Histone acetylation in lymphocyte cultures: Both normal and PHA-stimulated cells incorporate C"- or HW-acetate into their histones. Acetate so incorporated can be recovered as free acetic acid by steam distillation of the histone hydrolyzate in 6 N HP04:1 in a typical experiment more than 106 cpm out of a total of 1.17 X 106 counts were recovered in the distillate. Other tests have shown that the acetate incorporated into lymphocyte histones is not released by treatment with 2M neutral hydroxylamine, a result which precludes an -S-acetyl linkage2 and thus rules out contamination by acyl-carrier proteins (e.g., refs. 23-25). The results are in accord with the original findings of Phillips26 that calf thymus histones contain N-terminal acetyl groups. There is a striking contrast in the extent of histone acetylation as compared with histone synthesis in both normal and PHA-stimulated cells. Some indication of thedifference is afforded by the data in Table 2, which compares the uptake of labeled acetate with that of C14- or H'-alanine under similar conditions. (Alanine was selected as a marker because it is not present in the tissue culture medium.) The results are expressed in terms of the number of gjsmoles of precursor incorporated per 100 usumoles of histone (taking an average molecular weight of the histones in electrophoretic band I as 16,000, and of histones in band II as 13,000)."I It is clear that acetate uptake far exceeds alanine incorporation in both histone fractions. The experiments summarized in Table 2 also show two other important features of histone acetylation. First, the uptake of acetate is more pronounced in the "arginine-rich" fractions. This result is in accord with our previous findings on the rapid acetylation of the fS histone fraction in isolated thymus lymphocyte nuclei.' Second, the addition of phytohemagglutinin leads to a great increase in the rate of histone acetylation. The increase is easily detected in the first hour following the addition of PHA. It persists and can be detected in pulse-labeling experiments 24 hr later (Table 1B). An additional argument for the distinction between histone synthesis and acetylation is provided by the effects of puromycin.

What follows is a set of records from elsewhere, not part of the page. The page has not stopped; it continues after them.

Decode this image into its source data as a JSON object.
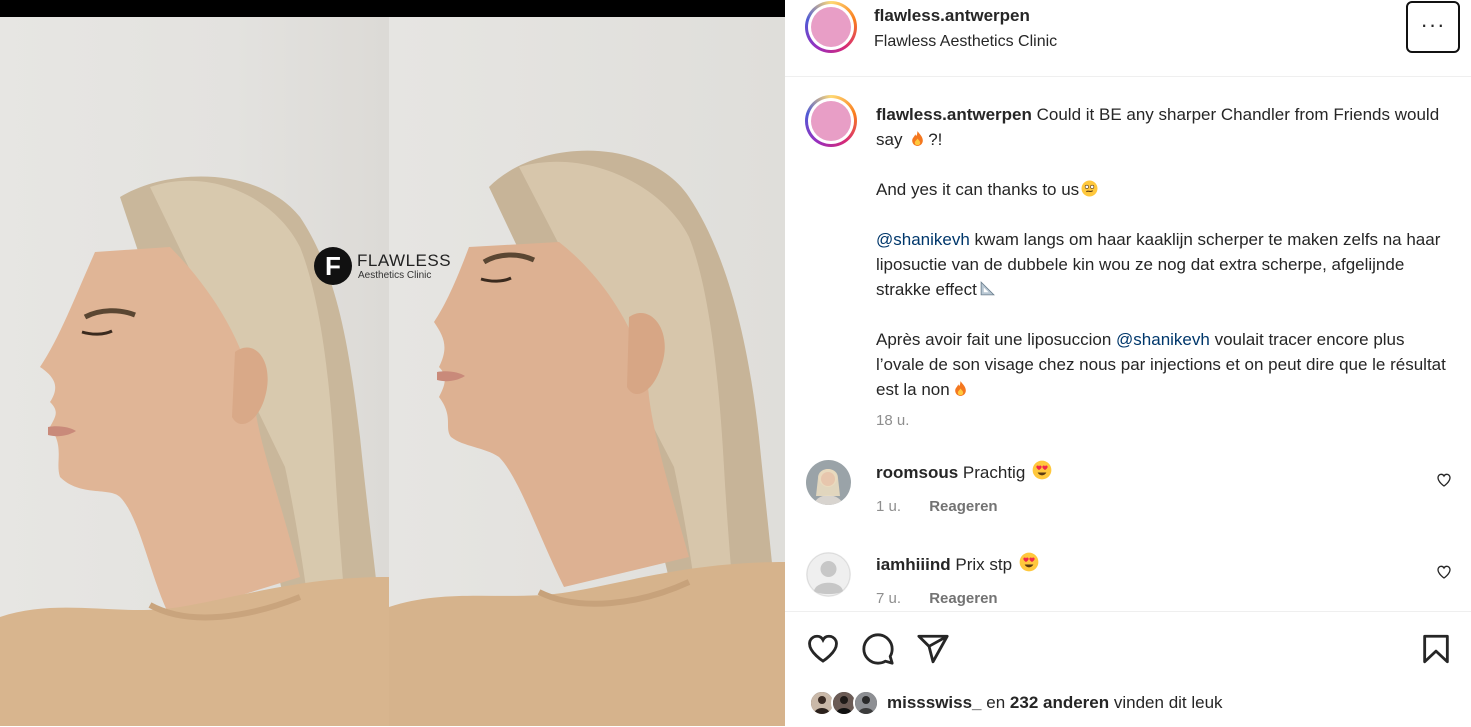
{
  "post": {
    "account": "flawless.antwerpen",
    "account_subtitle": "Flawless Aesthetics Clinic",
    "more_label": "···",
    "watermark": {
      "letter": "F",
      "title": "FLAWLESS",
      "subtitle": "Aesthetics Clinic"
    }
  },
  "caption": {
    "username": "flawless.antwerpen",
    "line1": "Could it BE any sharper Chandler from Friends would say",
    "line1_end": "?!",
    "para2": "And yes it can thanks to us",
    "para3_mention": "@shanikevh",
    "para3_text": "kwam langs om haar kaaklijn scherper te maken zelfs na haar liposuctie van de dubbele kin wou ze nog dat extra scherpe, afgelijnde strakke effect",
    "para4_start": "Après avoir fait une liposuccion",
    "para4_mention": "@shanikevh",
    "para4_text": "voulait tracer encore plus l’ovale de son visage chez nous par injections et on peut dire que le résultat est la non",
    "time": "18 u."
  },
  "comments": [
    {
      "username": "roomsous",
      "text": "Prachtig",
      "time": "1 u.",
      "reply_label": "Reageren"
    },
    {
      "username": "iamhiiind",
      "text": "Prix stp",
      "time": "7 u.",
      "reply_label": "Reageren"
    }
  ],
  "likes": {
    "first_liker": "missswiss_",
    "connector": "en",
    "others": "232 anderen",
    "suffix": "vinden dit leuk"
  },
  "icons": [
    "heart-icon",
    "comment-icon",
    "share-icon",
    "bookmark-icon",
    "more-icon",
    "fire-emoji",
    "heart-eyes-emoji",
    "triangular-ruler-emoji",
    "face-emoji"
  ],
  "colors": {
    "mention": "#00376b",
    "muted": "#8e8e8e",
    "story_ring": [
      "#feda75",
      "#fa7e1e",
      "#d62976",
      "#962fbf",
      "#4f5bd5"
    ],
    "brand_avatar": "#e89ec6"
  }
}
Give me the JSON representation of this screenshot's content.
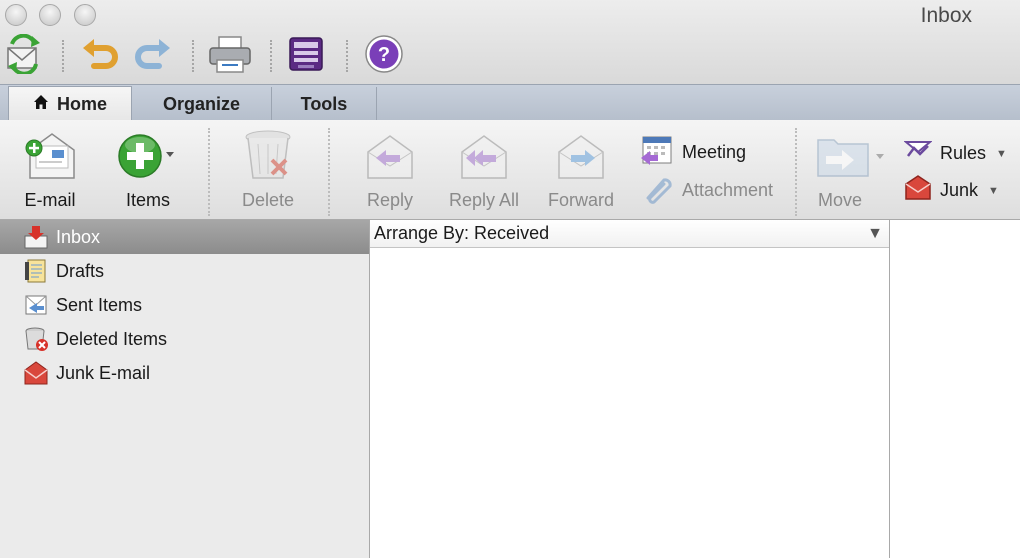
{
  "window": {
    "title": "Inbox"
  },
  "quick_toolbar": {
    "icons": [
      "send-receive-icon",
      "undo-icon",
      "redo-icon",
      "print-icon",
      "address-book-icon",
      "help-icon"
    ]
  },
  "tabs": [
    {
      "label": "Home",
      "active": true
    },
    {
      "label": "Organize",
      "active": false
    },
    {
      "label": "Tools",
      "active": false
    }
  ],
  "ribbon": {
    "email_label": "E-mail",
    "items_label": "Items",
    "delete_label": "Delete",
    "reply_label": "Reply",
    "reply_all_label": "Reply All",
    "forward_label": "Forward",
    "meeting_label": "Meeting",
    "attachment_label": "Attachment",
    "move_label": "Move",
    "rules_label": "Rules",
    "junk_label": "Junk"
  },
  "sidebar": {
    "folders": [
      {
        "label": "Inbox",
        "icon": "inbox-icon",
        "selected": true
      },
      {
        "label": "Drafts",
        "icon": "drafts-icon",
        "selected": false
      },
      {
        "label": "Sent Items",
        "icon": "sent-items-icon",
        "selected": false
      },
      {
        "label": "Deleted Items",
        "icon": "deleted-items-icon",
        "selected": false
      },
      {
        "label": "Junk E-mail",
        "icon": "junk-email-icon",
        "selected": false
      }
    ]
  },
  "message_list": {
    "arrange_by": "Arrange By: Received"
  },
  "colors": {
    "accent_green": "#3aa335",
    "help_purple": "#7a3fb8",
    "selection_gray": "#9a9a9a"
  }
}
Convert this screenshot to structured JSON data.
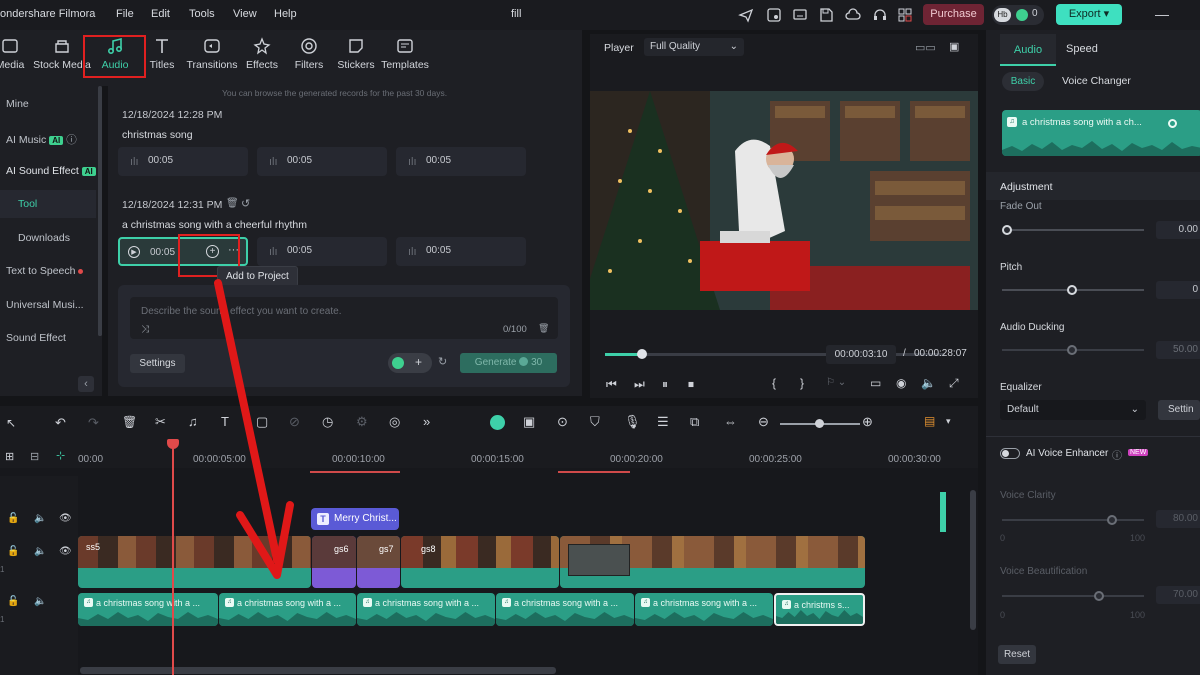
{
  "menubar": {
    "app_name": "ondershare Filmora",
    "menus": [
      "File",
      "Edit",
      "Tools",
      "View",
      "Help"
    ],
    "project_name": "fill",
    "purchase_label": "Purchase",
    "avatar_initials": "Hb",
    "credits": "0",
    "export_label": "Export"
  },
  "tabs": [
    {
      "label": "Media",
      "icon": "media-icon"
    },
    {
      "label": "Stock Media",
      "icon": "stock-media-icon"
    },
    {
      "label": "Audio",
      "icon": "music-note-icon"
    },
    {
      "label": "Titles",
      "icon": "titles-icon"
    },
    {
      "label": "Transitions",
      "icon": "transitions-icon"
    },
    {
      "label": "Effects",
      "icon": "effects-icon"
    },
    {
      "label": "Filters",
      "icon": "filters-icon"
    },
    {
      "label": "Stickers",
      "icon": "stickers-icon"
    },
    {
      "label": "Templates",
      "icon": "templates-icon"
    }
  ],
  "leftnav": {
    "items": [
      "Mine",
      "AI Music",
      "AI Sound Effect",
      "Tool",
      "Downloads",
      "Text to Speech",
      "Universal Musi...",
      "Sound Effect"
    ],
    "ai_badge": "AI"
  },
  "library": {
    "notice": "You can browse the generated records for the past 30 days.",
    "groups": [
      {
        "timestamp": "12/18/2024 12:28 PM",
        "prompt": "christmas song",
        "clips": [
          "00:05",
          "00:05",
          "00:05"
        ]
      },
      {
        "timestamp": "12/18/2024 12:31 PM",
        "prompt": "a christmas song with a cheerful rhythm",
        "clips": [
          "00:05",
          "00:05",
          "00:05"
        ]
      }
    ],
    "tooltip": "Add to Project",
    "prompt_placeholder": "Describe the sound effect you want to create.",
    "char_count": "0/100",
    "settings_label": "Settings",
    "generate_label": "Generate",
    "generate_credits": "30"
  },
  "player": {
    "label": "Player",
    "quality": "Full Quality",
    "current_time": "00:00:03:10",
    "separator": "/",
    "total_time": "00:00:28:07",
    "progress": 0.11
  },
  "rightpanel": {
    "tabs": [
      "Audio",
      "Speed"
    ],
    "subtabs": [
      "Basic",
      "Voice Changer"
    ],
    "clip_name": "a christmas song with a ch...",
    "adjustment_title": "Adjustment",
    "fade_out_label": "Fade Out",
    "fade_out_value": "0.00",
    "pitch_label": "Pitch",
    "pitch_value": "0",
    "ducking_label": "Audio Ducking",
    "ducking_value": "50.00",
    "equalizer_label": "Equalizer",
    "equalizer_value": "Default",
    "equalizer_settings": "Settin",
    "enhancer_label": "AI Voice Enhancer",
    "enhancer_badge": "NEW",
    "clarity_label": "Voice Clarity",
    "clarity_value": "80.00",
    "clarity_min": "0",
    "clarity_max": "100",
    "beautify_label": "Voice Beautification",
    "beautify_value": "70.00",
    "beautify_min": "0",
    "beautify_max": "100",
    "reset_label": "Reset"
  },
  "timeline": {
    "ruler": [
      "00:00",
      "00:00:05:00",
      "00:00:10:00",
      "00:00:15:00",
      "00:00:20:00",
      "00:00:25:00",
      "00:00:30:00"
    ],
    "title_clip": "Merry Christ...",
    "video_labels": [
      "ss5",
      "gs6",
      "gs7",
      "gs8"
    ],
    "audio_clip_label": "a christmas song with a ...",
    "audio_last_label": "a christms s...",
    "track_nums": [
      "1",
      "1"
    ]
  },
  "colors": {
    "accent": "#3ed0a9",
    "highlight": "#e02020",
    "purchase": "#7a2a3a",
    "title_clip": "#5a5ad6"
  }
}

Histone acetylation is not affected by the addition of this inhibitor of protein synthesis (Table 3). This result is also in accord with earlier findings on isolated thymus nuclei. ' Correlations between histone acetylation and RNA synthesis: A comparison of histone acetylation and RNA synthesis at early times after the addition of phytohemagglutinin reveals a striking difference in the kinetics of these two processes. Figure iD shows the time course of uridine-2-C'4 incorporation into RNA. A short lag period is followed by a rapidly increasing rate of RNA labeling. The figure also
BIOCHEMISTRY: POGO, ALLFREY, AND MIRSKY
PROC. N. A. S.